This legendary jazz fusion pioneer joins the Heads Up International label with the February 27, 2007, release of Brown Street (HUCD 3121), a triumphant two-disc recording that captures Zawinul, a few of his longtime friends and collaborators, and the 15-piece WDR Big Band in an electrifying live performance. Recorded in October 2005 at Zawinul’s own Birdland Club in Vienna, Brown Street showcases Zawinul, Syndicate drummer Nathaniel Townsley, Weather Report and Syndicate bassist Victor Bailey and Weather Report drummer/percussionist Alex Acuna in expanded, orchestral renditions of some of the finest Zawinul compositions from the highly influential Weather Report oeuvre. For the first time since Weather Report, Zawinul and company fire off orchestrated renditions of such classics as “Black Market,” “Night Passage,” “A Remark You Made” and others.
“We had fun on this project,” says Zawinul. “It’s basically the original Weather Report arrangements adapted to big band, and I made sure to keep it open enough so that the music could breathe but at the same time groove. The idea was not to do a cover record. We wanted these arrangements to stand on their own and have their own unique identity.”
Nearly all of the music on Brown Street was adapted and orchestrated for the big band setting by Vince Mendoza, who’d recently completed a similar project with material by the Brecker Brothers for the Randy Brecker/WDR collaborative live album, Some Skunk Funk. “It’s almost a note-for-note adaptation, and it takes a lot of skill to score this music for a big band,” says Zawinul. “Vince did an absolutely great job. He made it sound like Weather Report.”
Zawinul rehearsed with the WDR Big Band for four days leading up to the Birdland Club gig, tweaking the arrangements to maximize the groove and swing factor in the ensemble. “For me, groove is the number one priority,” he says. “Without that, I’m not gonna play. So I rehearsed the band in sections. I started with the saxophones, the next day I did brass, then the next day we did it all together with the rhythm section. These rehearsals were not very long, maybe two or three hours each day. Sometimes I even cut the rehearsals short because I didn’t want anybody to get too academic on the whole thing.”
No one did. It’s clear from the opening riffs of the title track to the final coda of “Carnavalito” that everyone within the WDR ranks – especially the ambitious soloists – had locked into Zawinul’s all-important groove and remained there for the duration. “Karolina Strassmayer really surprised me,” he says of the Austrian alto saxophonist who slams out some hot riffs on “Black Market,” “March of the Lost Children” and “Procession.” “She’s been doing a lot of things in the New York scene and she sounds great here.” Other noteworthy soloists include tenor saxophonist Paul Heller (“ Fast City”), trumpeters John Marshall (“In a Silent Way”) and Kenny Rampton (“Night Passage”), and saxophonists Heiner Wiberny (soprano on “ Brown Street” and alto on “A Remark You Made”) and Olivier Peters (soprano on “Badia” and “Boogie Woogie Waltz.”).

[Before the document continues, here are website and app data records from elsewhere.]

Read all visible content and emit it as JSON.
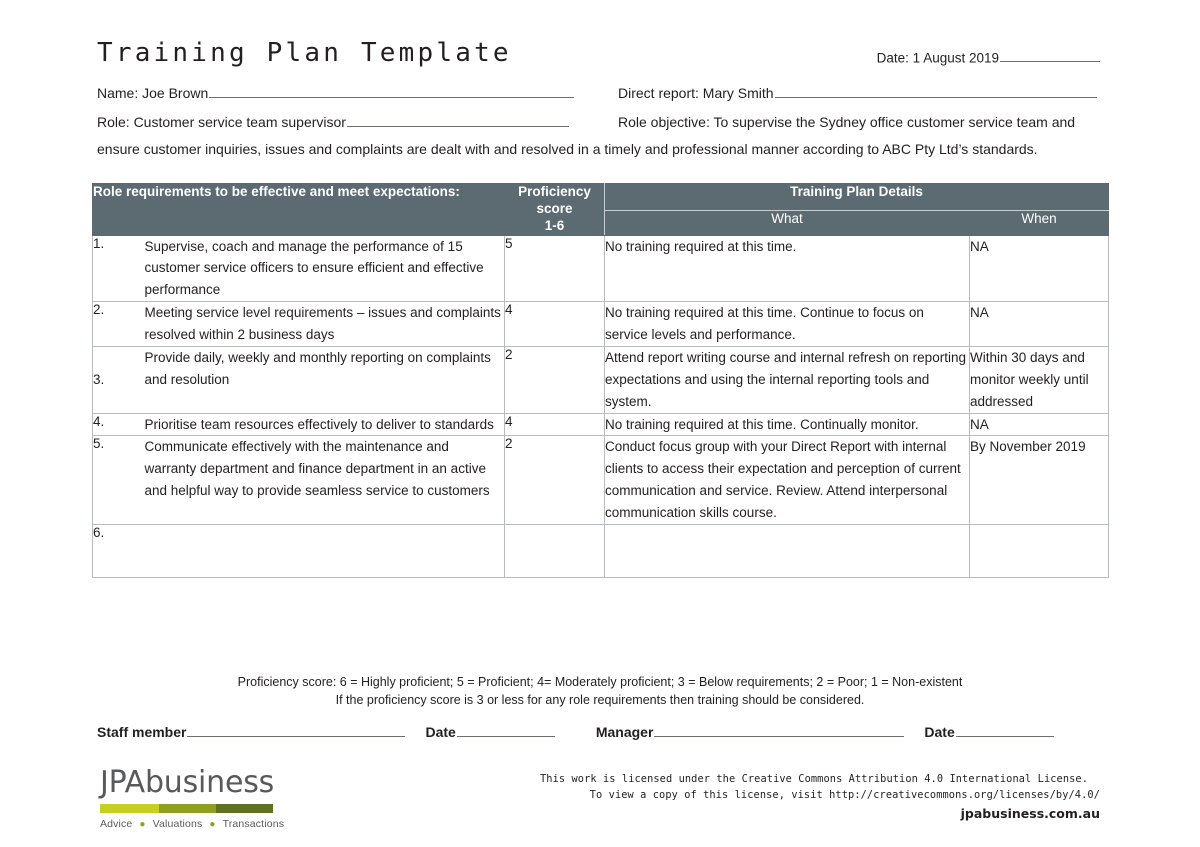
{
  "document": {
    "title": "Training Plan Template",
    "date_label": "Date: 1 August 2019"
  },
  "fields": {
    "name_label": "Name: Joe Brown",
    "direct_report_label": "Direct report: Mary Smith",
    "role_label": "Role: Customer service team supervisor",
    "role_objective_label": "Role objective: To supervise the Sydney office customer service team and",
    "role_objective_cont": "ensure customer inquiries, issues and complaints are dealt with and resolved in a timely and professional manner according to ABC Pty Ltd’s standards."
  },
  "table": {
    "headers": {
      "requirements": "Role requirements to be effective and meet expectations:",
      "proficiency_line1": "Proficiency",
      "proficiency_line2": "score",
      "proficiency_line3": "1-6",
      "training_plan_details": "Training Plan Details",
      "what": "What",
      "when": "When"
    },
    "rows": [
      {
        "num": "1.",
        "requirement": "Supervise, coach and manage the performance of 15 customer service officers to ensure efficient and effective performance",
        "score": "5",
        "what": "No training required at this time.",
        "when": "NA"
      },
      {
        "num": "2.",
        "requirement": "Meeting service level requirements – issues and complaints resolved within 2 business days",
        "score": "4",
        "what": "No training required at this time. Continue to focus on service levels and performance.",
        "when": "NA"
      },
      {
        "num": "3.",
        "requirement": "Provide daily, weekly and monthly reporting on complaints and resolution",
        "score": "2",
        "what": "Attend report writing course and internal refresh on reporting expectations and using the internal reporting tools and system.",
        "when": "Within 30 days and monitor weekly until addressed"
      },
      {
        "num": "4.",
        "requirement": "Prioritise team resources effectively to deliver to standards",
        "score": "4",
        "what": "No training required at this time. Continually monitor.",
        "when": "NA"
      },
      {
        "num": "5.",
        "requirement": "Communicate effectively with the maintenance and warranty department and finance department in an active and helpful way to provide seamless service to customers",
        "score": "2",
        "what": "Conduct focus group with your Direct Report with internal clients to access their expectation and perception of current communication and service. Review. Attend interpersonal communication skills course.",
        "when": "By November 2019"
      },
      {
        "num": "6.",
        "requirement": "",
        "score": "",
        "what": "",
        "when": ""
      }
    ]
  },
  "notes": {
    "line1": "Proficiency score: 6 = Highly proficient; 5 = Proficient; 4= Moderately proficient; 3 = Below requirements; 2 = Poor; 1 = Non-existent",
    "line2": "If the proficiency score is 3 or less for any role requirements then training should be considered."
  },
  "signature": {
    "staff_member": "Staff member",
    "date_1": "Date",
    "manager": "Manager",
    "date_2": "Date"
  },
  "logo": {
    "wordmark": "JPAbusiness",
    "tagline_1": "Advice",
    "tagline_2": "Valuations",
    "tagline_3": "Transactions",
    "bar_color_1": "#c6d020",
    "bar_color_2": "#8fa01f",
    "bar_color_3": "#5f7021"
  },
  "license": {
    "line1": "This work is licensed under the Creative Commons Attribution 4.0 International License.",
    "line2": "To view a copy of this license, visit http://creativecommons.org/licenses/by/4.0/",
    "website": "jpabusiness.com.au"
  },
  "colors": {
    "header_bg": "#5c6a72",
    "border": "#b8bcc0",
    "text": "#231f20"
  }
}
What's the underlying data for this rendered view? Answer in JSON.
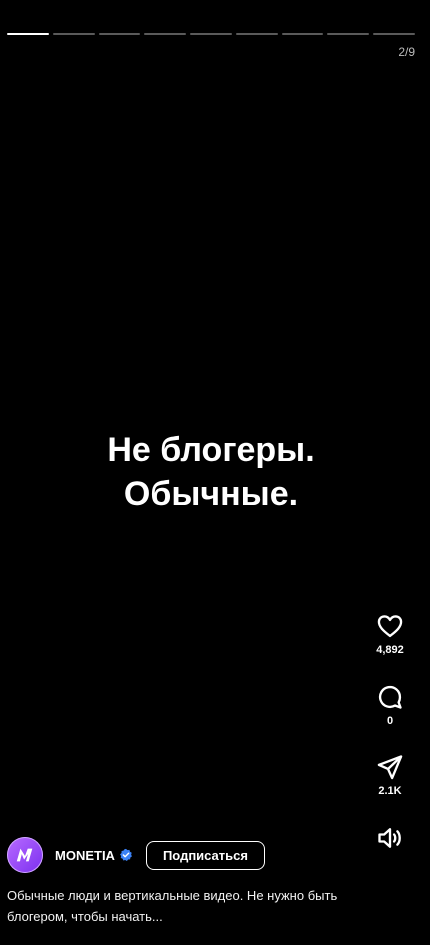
{
  "story": {
    "counter": "2/9",
    "headline_line1": "Не блогеры.",
    "headline_line2": "Обычные."
  },
  "actions": {
    "likes": "4,892",
    "comments": "0",
    "shares": "2.1K"
  },
  "author": {
    "name": "MONETIA",
    "follow_label": "Подписаться",
    "avatar_letter": "M"
  },
  "caption": "Обычные люди и вертикальные видео. Не нужно быть блогером, чтобы начать...",
  "colors": {
    "background": "#000000",
    "progress_active": "#ffffff",
    "progress_inactive": "#5a5a5a",
    "verified": "#3b82f6",
    "avatar": "#9b4dff"
  },
  "icons": [
    "heart-icon",
    "comment-icon",
    "share-icon",
    "volume-icon",
    "verified-icon"
  ]
}
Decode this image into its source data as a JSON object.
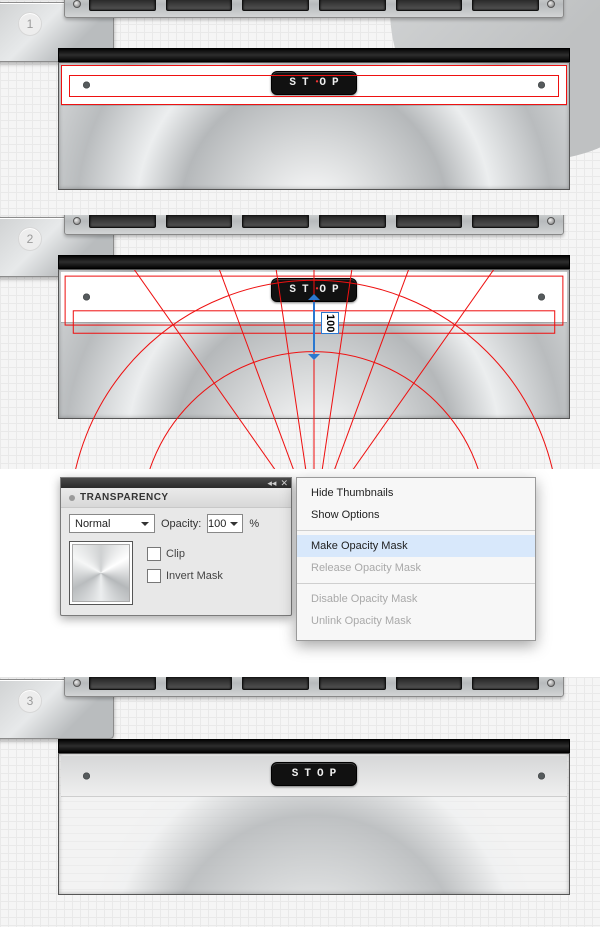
{
  "steps": {
    "one": "1",
    "two": "2",
    "three": "3"
  },
  "stop_label": "STOP",
  "measure_value": "100",
  "transparency": {
    "title": "TRANSPARENCY",
    "blend_mode": "Normal",
    "opacity_label": "Opacity:",
    "opacity_value": "100",
    "opacity_suffix": "%",
    "clip_label": "Clip",
    "invert_label": "Invert Mask"
  },
  "menu": {
    "hide_thumbnails": "Hide Thumbnails",
    "show_options": "Show Options",
    "make_mask": "Make Opacity Mask",
    "release_mask": "Release Opacity Mask",
    "disable_mask": "Disable Opacity Mask",
    "unlink_mask": "Unlink Opacity Mask"
  },
  "tabbar": {
    "collapse": "◂◂",
    "close": "✕"
  }
}
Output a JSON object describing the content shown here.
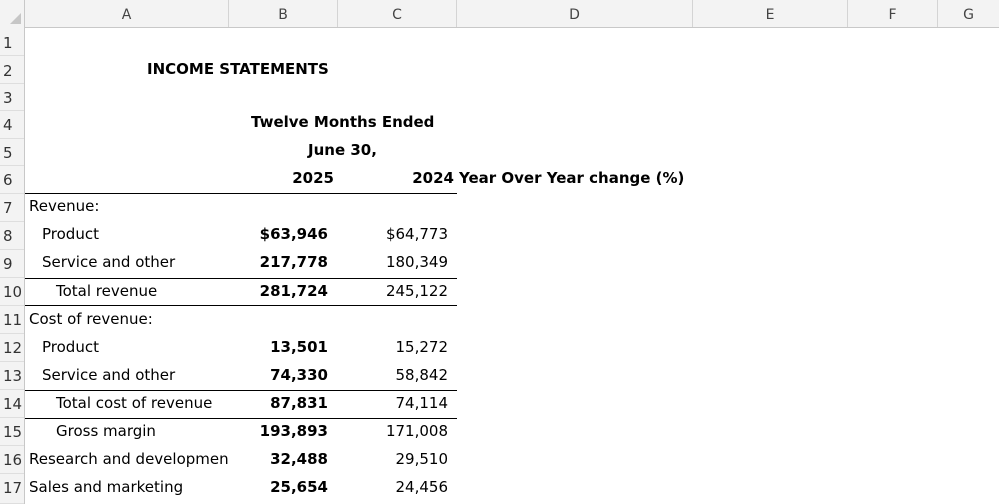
{
  "columns": [
    "A",
    "B",
    "C",
    "D",
    "E",
    "F",
    "G"
  ],
  "rows": [
    "1",
    "2",
    "3",
    "4",
    "5",
    "6",
    "7",
    "8",
    "9",
    "10",
    "11",
    "12",
    "13",
    "14",
    "15",
    "16",
    "17"
  ],
  "title": "INCOME STATEMENTS",
  "period_line1": "Twelve Months Ended",
  "period_line2": "June 30,",
  "year_current": "2025",
  "year_prior": "2024",
  "yoy_header": "Year Over Year change (%)",
  "lines": [
    {
      "label": "Revenue:",
      "cur": "",
      "prior": ""
    },
    {
      "label": "Product",
      "cur": "$63,946",
      "prior": "$64,773"
    },
    {
      "label": "Service and other",
      "cur": "217,778",
      "prior": "180,349"
    },
    {
      "label": "Total revenue",
      "cur": "281,724",
      "prior": "245,122"
    },
    {
      "label": "Cost of revenue:",
      "cur": "",
      "prior": ""
    },
    {
      "label": "Product",
      "cur": "13,501",
      "prior": "15,272"
    },
    {
      "label": "Service and other",
      "cur": "74,330",
      "prior": "58,842"
    },
    {
      "label": "Total cost of revenue",
      "cur": "87,831",
      "prior": "74,114"
    },
    {
      "label": "Gross margin",
      "cur": "193,893",
      "prior": "171,008"
    },
    {
      "label": "Research and developmen",
      "cur": "32,488",
      "prior": "29,510"
    },
    {
      "label": "Sales and marketing",
      "cur": "25,654",
      "prior": "24,456"
    }
  ]
}
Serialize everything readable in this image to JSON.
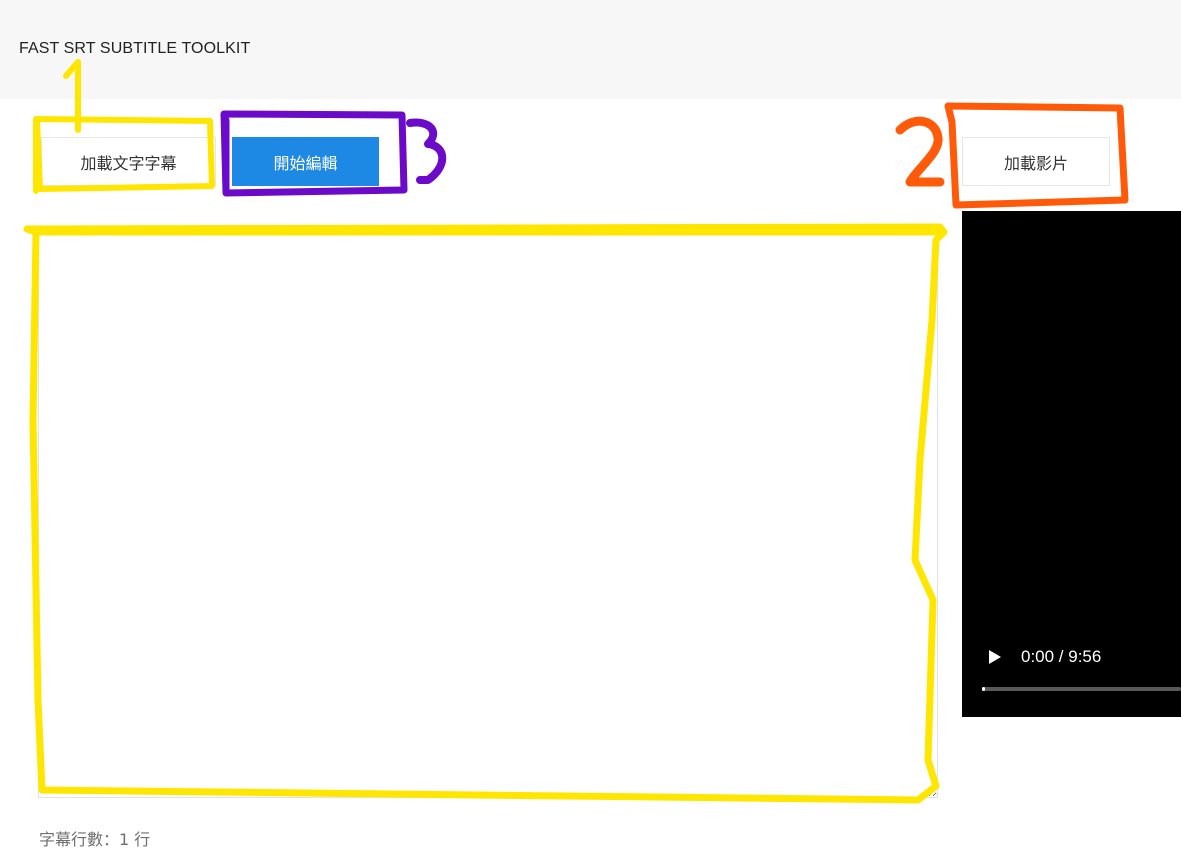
{
  "app": {
    "title": "FAST SRT SUBTITLE TOOLKIT"
  },
  "toolbar": {
    "load_subtitle_label": "加載文字字幕",
    "start_edit_label": "開始編輯",
    "load_video_label": "加載影片"
  },
  "editor": {
    "value": ""
  },
  "video": {
    "time": "0:00 / 9:56",
    "progress_fraction": 0.0
  },
  "status": {
    "line_count": "字幕行數：1 行"
  },
  "annotations": {
    "labels": [
      "1",
      "2",
      "3"
    ],
    "colors": {
      "yellow": "#FFE600",
      "orange": "#FF5A0A",
      "purple": "#6B0AC9"
    }
  },
  "icons": {
    "play": "play-icon",
    "resize": "resize-grip-icon"
  }
}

“They are a very good band,” says Zawinul. “They’ve been together for 30 years and there probably is not another band in the world as tight as this band can be. But this music is a little different. Some of the parts can be extremely difficult.” In response to the technical challenges, he approached the big band as though it were a small ensemble. “I conducted the band just like I conduct the Syndicate – as if we were in a jam setting. I left a lot of things open and conducted them the way the music felt in the moment, so we had a lot of time in between the structured parts to just jam.”
In the end, the trip down Brown Street – a look backward with the help of a very forward-moving orchestra – was an even more satisfying journey than Zawinul had originally envisioned. “The groove was very good,” he says, “and of course the audience was great. For the first time since we went our separate ways many years ago, it truly felt like Weather Report up there.”